    Between 1997 and 2010, we scanned the waters surrounding Seal Island for White Shark strikes on live, resting seabirds. When a strike on a seabird was observed, at least two observers from the research team were dedicated to guiding our observation vessel to the location of the initial strike, where we recovered and examined bite wounds on the bird. The data recorded included species of bird, date, time, and whether the bird escaped, was killed and consumed, injured and not consumed, or killed and not consumed. Seabird identification and common names follow Sinclair et al. (1993).

    Whenever observed, White Shark tactile explorations of inanimate surface-borne objects were recorded. Observational data collected included type of object, date, time, and whether the object was consumed or not.

    For the purpose of examining White Shark tooth morphology, we towed behind our vessel a seal-shaped decoy made of soft rubber to elicit a strike by a shark and potentially obtain a shedding tooth. Tooth terminology follows Kent (1994) and Shimada (2002). Tooth measurements follow Chandler (1995).

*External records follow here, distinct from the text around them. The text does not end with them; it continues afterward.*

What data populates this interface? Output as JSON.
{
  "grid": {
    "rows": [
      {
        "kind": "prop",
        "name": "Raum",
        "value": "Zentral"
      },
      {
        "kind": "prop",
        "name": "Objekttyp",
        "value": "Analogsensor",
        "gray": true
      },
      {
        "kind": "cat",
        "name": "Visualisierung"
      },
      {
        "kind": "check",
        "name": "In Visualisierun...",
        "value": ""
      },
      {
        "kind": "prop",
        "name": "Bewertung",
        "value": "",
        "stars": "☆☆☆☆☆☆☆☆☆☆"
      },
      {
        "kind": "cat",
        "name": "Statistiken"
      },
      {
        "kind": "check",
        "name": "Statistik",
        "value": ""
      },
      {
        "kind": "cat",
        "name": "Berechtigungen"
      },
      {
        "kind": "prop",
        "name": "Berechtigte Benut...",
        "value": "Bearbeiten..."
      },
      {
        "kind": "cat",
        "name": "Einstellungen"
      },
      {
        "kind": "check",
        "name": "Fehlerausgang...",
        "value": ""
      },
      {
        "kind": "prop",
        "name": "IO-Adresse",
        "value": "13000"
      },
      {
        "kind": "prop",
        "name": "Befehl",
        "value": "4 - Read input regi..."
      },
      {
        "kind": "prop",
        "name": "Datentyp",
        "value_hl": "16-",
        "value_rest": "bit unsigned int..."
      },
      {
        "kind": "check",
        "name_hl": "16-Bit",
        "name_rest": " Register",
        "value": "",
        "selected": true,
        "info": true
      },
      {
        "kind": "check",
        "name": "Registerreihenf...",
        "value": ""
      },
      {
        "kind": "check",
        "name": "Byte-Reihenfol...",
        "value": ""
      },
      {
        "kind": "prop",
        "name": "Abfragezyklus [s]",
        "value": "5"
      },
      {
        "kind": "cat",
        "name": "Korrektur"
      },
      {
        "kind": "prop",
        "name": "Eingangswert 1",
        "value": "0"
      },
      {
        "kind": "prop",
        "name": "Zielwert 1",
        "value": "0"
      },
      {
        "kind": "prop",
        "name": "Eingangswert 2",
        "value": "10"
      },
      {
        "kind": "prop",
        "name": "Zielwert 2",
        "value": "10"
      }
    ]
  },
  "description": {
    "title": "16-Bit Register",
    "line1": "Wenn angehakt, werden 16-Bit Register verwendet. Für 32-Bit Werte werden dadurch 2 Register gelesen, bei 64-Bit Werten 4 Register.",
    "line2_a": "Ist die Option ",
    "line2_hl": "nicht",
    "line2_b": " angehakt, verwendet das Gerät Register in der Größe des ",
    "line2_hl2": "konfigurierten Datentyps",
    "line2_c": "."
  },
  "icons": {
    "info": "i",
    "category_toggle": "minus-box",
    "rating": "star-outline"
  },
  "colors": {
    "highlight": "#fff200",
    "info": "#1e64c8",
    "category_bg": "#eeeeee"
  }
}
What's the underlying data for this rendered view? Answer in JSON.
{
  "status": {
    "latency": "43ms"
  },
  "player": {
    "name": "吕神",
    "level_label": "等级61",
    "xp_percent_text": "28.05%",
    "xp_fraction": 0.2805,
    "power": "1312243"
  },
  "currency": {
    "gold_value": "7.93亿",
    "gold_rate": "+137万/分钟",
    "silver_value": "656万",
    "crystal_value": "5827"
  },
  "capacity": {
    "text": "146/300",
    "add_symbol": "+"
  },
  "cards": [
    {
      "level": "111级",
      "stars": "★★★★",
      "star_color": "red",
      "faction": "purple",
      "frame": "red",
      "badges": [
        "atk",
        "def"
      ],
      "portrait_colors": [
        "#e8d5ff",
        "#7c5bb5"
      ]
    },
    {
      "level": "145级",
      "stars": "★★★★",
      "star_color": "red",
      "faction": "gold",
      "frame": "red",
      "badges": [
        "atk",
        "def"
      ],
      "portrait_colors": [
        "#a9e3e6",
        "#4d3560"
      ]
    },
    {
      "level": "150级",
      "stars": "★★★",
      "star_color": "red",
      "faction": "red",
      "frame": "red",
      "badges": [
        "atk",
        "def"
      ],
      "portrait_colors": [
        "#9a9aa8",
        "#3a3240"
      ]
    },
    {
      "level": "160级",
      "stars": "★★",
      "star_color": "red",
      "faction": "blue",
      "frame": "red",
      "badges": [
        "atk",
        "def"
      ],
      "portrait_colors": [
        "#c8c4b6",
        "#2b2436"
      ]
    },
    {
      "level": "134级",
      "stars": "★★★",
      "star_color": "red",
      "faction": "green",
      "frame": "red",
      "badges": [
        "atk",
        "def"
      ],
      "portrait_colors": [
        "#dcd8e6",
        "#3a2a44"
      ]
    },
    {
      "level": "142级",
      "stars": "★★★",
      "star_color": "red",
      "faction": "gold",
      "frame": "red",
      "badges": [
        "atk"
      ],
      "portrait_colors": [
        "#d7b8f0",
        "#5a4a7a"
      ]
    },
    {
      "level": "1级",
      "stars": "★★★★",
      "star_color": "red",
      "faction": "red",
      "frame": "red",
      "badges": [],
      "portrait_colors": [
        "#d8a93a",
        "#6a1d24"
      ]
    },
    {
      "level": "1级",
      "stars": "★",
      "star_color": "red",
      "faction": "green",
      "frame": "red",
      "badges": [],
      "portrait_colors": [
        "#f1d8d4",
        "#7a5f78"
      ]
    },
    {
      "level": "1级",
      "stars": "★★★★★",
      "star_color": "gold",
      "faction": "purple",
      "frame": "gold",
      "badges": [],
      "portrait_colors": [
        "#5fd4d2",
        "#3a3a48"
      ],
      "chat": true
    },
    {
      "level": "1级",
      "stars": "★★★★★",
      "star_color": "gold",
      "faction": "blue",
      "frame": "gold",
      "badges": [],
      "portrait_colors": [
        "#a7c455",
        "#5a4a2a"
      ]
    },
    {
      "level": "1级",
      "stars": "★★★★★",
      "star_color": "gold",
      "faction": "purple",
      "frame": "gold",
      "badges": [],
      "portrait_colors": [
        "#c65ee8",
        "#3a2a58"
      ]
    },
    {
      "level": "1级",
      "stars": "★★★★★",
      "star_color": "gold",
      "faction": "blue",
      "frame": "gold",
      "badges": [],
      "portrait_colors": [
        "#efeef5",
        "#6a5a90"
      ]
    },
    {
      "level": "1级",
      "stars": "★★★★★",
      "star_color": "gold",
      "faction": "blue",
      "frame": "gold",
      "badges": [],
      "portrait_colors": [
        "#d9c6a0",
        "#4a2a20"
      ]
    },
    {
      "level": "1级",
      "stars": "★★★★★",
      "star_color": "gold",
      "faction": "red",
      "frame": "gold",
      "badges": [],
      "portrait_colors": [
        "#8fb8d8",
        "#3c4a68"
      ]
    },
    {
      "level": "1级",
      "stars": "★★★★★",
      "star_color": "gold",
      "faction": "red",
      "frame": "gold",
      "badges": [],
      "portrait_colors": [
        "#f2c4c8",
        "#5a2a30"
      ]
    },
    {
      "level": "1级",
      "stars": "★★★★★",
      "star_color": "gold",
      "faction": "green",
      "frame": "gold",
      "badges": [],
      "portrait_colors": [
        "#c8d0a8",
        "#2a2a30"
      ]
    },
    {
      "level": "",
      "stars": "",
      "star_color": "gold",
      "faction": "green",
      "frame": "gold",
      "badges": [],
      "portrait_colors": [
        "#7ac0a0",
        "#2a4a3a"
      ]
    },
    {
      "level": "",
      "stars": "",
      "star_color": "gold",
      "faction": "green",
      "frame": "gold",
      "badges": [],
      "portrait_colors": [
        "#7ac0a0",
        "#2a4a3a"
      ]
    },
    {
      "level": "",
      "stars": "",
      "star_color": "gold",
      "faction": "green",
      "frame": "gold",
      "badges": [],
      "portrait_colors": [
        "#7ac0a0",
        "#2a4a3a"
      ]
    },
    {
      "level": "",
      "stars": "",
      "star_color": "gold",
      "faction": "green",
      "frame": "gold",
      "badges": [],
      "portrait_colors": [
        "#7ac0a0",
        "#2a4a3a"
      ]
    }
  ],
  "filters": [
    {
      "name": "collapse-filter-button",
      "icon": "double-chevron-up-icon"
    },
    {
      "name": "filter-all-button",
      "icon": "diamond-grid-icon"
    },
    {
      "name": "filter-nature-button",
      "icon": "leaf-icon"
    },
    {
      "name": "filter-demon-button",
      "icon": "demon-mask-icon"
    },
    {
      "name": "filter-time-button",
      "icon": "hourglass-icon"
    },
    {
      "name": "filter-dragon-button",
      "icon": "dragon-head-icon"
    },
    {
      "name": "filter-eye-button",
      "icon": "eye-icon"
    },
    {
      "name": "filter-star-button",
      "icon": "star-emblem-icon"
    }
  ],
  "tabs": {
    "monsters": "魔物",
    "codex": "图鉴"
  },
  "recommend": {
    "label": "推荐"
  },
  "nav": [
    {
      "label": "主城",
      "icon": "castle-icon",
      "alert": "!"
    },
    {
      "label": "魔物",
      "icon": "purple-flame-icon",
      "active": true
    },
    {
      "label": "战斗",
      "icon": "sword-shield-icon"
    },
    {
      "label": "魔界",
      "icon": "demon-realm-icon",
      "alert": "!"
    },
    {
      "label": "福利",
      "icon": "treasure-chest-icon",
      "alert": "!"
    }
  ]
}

    During the study period, we documented 61 nonconsumptive strikes on six species of seabirds (Table 8.1 and Figure 8.2a and b). Species (and number of times observed in parentheses) of birds attacked but not consumed were as follows: African Penguin, Spheniscus demersus (3); Black-Backed Kelp Gull, Laurus dominicanus vetula (16); Cape Cormorant, Phalacrocorax capensis (17); Sooty Shearwater, Puffinus griseus (1); Subantarctic Skua, Catharacta Antarctica (5); Cape Gannet, Morus capensis (15); unidentified bird (1); and White Breasted Cormorant, Phalacrocorax


    False Bay


    Seal Island


    20 km 300 m

    Launch Pad









    Figure 8.1 study sites. (a) location of false bay, south africa, with the 200-m depth contour indicated. (b)location of seal island within false bay, showing the primary path of pinniped movement leaving and returning to the island (gray triangle). (c) depth contours (meters) around seal island.

  • 94 Global PersPectives on the bioloGy and life history of the White shark

    table 8.1 Descriptions of 61 Nonconsumptive Strikes by White Sharks (WS) on Six Species of Seabirds and One Consumption of a penguin at Seal Island, South africa (19972010)

    Date time (h) Bird Species remarks

    July 1, 1997 0918 cape cormorant (Phalacrocorax capensis)

    shark polaris breach; bird escaped shark strike

    July 7, 1999 african Penguin (Spheniscus demersus)

    120 m; penguin killed

    July 18, 1999 1235 black-backed kelp Gull (Larus dominicanus vetula)

    100 m; bird escaped strike

    May 24, 2000 1050 sooty shearwater (Puffinus griseus)

    bird escaped strike

    June 5, 2000 1420 black-backed kelp Gull 150 m; bird escaped strike

    June 21, 2000 0930 cape cormorant bird killed by shark

    July 17, 2000 subantarctic skua (Catharacta antarctica)

    100 m; bird escaped strike

    september 3, 2000 black-backed kelp Gull bird escaped strike

    august 14, 2001 0854 cape cormorant 150 m; bird escaped strike

    april 5, 2002 cape cormorant bird escaped strike

    May 5, 2002 black-backed kelp Gull bird escaped strike

    July 21, 2002 0731 african Penguin kill, carcass found floating on very calm day with Ws bite; shark not seen

    august 20, 2002 african Penguin 150 m; bird killed and consumed (whole carcass); male shark

    June 12, 2003 0927 cape cormorant 150 m; bird killed; carcass found with Ws bite

    June 13, 2003 1200 cape cormorant 60 m; bird escaped; shark lunged at bird at surface

    June 27, 2003 903 cape cormorant 100 m; bird escaped; shark performed polaris breach

    July 1, 2003 0923 Unidentified bird 750 m; bird escaped

    July 17, 2003 black-backed kelp Gull bird escaped; shark made single strike with upper anterior teeth; calm w